**How to complete this task**
Hunt for the word "label" across the entries below, copying each line that holds it.

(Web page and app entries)

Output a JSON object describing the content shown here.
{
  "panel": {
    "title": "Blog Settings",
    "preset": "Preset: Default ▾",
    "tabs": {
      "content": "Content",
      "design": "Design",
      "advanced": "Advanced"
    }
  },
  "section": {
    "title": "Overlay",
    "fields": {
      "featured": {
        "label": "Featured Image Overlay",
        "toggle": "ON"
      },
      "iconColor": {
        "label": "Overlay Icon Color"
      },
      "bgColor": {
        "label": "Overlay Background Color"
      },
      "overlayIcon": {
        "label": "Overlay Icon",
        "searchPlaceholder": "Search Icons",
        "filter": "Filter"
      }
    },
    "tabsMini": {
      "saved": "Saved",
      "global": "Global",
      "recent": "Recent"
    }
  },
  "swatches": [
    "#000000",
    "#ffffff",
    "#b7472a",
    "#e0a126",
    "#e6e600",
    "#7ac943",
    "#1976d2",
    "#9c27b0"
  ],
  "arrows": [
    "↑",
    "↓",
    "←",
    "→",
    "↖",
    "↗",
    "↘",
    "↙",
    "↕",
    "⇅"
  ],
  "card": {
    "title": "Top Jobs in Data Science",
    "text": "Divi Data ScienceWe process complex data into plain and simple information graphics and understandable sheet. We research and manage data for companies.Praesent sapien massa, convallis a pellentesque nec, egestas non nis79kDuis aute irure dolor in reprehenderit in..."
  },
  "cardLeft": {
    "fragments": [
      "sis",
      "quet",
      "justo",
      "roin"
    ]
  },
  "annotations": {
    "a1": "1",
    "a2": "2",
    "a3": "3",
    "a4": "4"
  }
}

**Exercise solution**
        "label": "Featured Image Overlay",
        "label": "Overlay Icon Color"
        "label": "Overlay Background Color"
        "label": "Overlay Icon",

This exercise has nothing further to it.